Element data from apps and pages
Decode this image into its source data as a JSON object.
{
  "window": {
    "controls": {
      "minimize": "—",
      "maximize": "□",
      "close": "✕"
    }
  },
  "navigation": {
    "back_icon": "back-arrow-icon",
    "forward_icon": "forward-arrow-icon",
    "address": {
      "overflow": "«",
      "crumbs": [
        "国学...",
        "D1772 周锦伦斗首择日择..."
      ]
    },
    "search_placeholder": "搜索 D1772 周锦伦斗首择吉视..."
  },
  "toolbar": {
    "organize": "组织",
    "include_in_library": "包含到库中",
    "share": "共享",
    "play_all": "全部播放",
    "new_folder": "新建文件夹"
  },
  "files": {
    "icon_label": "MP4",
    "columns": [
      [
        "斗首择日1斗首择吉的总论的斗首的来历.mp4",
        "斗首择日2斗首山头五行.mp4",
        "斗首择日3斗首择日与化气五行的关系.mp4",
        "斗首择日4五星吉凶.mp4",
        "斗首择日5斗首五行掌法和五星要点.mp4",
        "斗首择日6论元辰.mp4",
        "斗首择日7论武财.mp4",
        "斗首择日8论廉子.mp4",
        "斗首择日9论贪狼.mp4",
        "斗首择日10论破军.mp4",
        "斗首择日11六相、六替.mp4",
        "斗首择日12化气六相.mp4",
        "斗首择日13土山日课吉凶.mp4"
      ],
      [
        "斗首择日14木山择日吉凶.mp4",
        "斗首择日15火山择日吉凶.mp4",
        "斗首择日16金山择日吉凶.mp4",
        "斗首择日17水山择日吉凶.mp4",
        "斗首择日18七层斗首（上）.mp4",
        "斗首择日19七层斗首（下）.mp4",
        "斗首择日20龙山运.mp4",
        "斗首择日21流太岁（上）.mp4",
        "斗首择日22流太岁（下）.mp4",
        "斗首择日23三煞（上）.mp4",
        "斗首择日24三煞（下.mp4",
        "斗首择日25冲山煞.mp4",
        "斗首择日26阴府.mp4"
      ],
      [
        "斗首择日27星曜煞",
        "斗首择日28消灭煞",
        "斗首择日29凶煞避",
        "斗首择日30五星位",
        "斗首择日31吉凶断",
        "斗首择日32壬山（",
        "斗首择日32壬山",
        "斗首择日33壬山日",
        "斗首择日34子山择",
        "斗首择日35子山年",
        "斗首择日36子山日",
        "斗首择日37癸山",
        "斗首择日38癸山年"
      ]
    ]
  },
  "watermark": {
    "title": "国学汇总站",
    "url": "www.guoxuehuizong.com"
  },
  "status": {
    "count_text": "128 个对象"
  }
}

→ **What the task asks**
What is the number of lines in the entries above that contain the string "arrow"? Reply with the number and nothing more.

→ **Response**
2